▶ _Entries from a dataset of interfaces_:
*** Block opens ***

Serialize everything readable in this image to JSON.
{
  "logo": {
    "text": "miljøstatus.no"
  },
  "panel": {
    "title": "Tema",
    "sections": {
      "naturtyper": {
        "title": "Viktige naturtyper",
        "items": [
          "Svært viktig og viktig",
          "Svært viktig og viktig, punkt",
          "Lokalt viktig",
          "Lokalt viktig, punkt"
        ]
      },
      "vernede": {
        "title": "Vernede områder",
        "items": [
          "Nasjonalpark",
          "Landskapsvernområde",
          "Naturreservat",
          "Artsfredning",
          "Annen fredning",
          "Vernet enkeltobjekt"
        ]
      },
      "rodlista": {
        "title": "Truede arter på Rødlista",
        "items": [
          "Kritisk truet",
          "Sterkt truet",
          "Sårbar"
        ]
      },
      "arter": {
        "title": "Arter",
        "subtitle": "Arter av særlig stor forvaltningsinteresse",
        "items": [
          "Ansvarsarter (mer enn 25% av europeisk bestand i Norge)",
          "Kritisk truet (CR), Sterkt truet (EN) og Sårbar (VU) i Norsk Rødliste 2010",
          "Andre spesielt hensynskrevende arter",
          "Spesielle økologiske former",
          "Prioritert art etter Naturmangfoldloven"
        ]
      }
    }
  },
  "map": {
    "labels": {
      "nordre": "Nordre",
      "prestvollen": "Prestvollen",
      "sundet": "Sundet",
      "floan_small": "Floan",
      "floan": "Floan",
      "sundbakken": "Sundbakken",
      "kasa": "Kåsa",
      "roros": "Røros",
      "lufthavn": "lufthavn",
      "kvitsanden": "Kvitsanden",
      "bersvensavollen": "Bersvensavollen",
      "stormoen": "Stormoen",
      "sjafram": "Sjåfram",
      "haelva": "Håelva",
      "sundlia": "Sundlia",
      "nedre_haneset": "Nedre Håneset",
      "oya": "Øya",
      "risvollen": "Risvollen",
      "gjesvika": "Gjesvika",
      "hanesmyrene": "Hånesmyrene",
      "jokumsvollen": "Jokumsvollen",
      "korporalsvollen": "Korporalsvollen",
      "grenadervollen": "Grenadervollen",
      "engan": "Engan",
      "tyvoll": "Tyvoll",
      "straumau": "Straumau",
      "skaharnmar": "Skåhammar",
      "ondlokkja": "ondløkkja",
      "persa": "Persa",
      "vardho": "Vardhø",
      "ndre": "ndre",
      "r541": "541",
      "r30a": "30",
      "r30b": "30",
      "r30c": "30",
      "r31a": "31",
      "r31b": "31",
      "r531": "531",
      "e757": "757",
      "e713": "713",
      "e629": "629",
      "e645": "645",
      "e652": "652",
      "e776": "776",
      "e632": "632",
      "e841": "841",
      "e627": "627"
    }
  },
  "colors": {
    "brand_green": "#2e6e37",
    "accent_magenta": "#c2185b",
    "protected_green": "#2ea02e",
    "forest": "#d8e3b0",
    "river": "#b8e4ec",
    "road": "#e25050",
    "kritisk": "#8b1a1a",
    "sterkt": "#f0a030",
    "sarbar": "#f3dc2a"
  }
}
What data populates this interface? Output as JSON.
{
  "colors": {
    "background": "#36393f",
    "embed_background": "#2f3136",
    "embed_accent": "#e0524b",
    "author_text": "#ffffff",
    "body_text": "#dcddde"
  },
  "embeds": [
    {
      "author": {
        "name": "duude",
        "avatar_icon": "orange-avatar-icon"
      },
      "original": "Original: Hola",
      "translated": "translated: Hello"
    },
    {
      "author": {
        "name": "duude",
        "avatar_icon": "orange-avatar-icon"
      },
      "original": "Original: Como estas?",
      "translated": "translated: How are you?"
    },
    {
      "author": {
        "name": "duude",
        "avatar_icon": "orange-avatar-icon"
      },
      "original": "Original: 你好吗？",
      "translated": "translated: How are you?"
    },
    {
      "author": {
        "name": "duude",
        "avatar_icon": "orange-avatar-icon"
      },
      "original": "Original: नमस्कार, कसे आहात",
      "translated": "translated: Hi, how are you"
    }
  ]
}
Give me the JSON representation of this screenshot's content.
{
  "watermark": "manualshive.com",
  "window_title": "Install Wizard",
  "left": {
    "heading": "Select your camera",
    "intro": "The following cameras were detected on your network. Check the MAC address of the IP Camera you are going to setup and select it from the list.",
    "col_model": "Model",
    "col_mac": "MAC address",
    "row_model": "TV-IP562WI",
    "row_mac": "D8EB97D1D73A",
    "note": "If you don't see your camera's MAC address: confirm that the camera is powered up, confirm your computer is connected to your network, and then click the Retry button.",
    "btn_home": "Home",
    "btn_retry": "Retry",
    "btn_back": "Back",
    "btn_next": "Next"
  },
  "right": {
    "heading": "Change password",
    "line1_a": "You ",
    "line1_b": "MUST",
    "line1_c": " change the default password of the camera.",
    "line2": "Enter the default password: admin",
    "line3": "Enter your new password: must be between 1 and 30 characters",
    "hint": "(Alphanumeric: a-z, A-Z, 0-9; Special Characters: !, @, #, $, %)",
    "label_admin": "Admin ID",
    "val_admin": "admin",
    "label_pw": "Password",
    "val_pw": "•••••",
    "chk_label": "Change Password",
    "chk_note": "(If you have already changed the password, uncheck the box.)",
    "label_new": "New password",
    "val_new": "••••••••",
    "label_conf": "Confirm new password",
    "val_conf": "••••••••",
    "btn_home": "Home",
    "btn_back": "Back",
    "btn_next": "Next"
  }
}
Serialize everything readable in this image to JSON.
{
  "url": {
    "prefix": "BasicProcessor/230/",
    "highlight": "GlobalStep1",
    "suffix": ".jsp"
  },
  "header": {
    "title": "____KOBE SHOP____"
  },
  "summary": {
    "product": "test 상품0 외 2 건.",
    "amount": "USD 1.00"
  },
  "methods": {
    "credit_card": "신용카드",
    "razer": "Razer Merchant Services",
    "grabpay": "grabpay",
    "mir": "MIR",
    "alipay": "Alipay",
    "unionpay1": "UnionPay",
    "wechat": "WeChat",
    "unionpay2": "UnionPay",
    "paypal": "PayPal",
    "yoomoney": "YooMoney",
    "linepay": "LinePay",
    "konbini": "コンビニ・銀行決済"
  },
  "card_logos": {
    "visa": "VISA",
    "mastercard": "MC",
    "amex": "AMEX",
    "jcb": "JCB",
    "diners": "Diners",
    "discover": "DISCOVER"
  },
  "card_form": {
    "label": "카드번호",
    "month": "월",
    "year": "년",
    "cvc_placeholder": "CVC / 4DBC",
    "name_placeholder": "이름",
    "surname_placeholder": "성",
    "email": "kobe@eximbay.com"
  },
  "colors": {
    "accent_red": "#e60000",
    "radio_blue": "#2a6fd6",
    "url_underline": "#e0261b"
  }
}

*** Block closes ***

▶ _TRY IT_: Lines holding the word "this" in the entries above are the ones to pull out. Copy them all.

▶ _EXERCISE OUTPUT_:
Serialize everything readable in this image to JSON.
What data populates this interface? Output as JSON.
Give me the JSON representation of this screenshot's content.
Serialize everything readable in this image to JSON.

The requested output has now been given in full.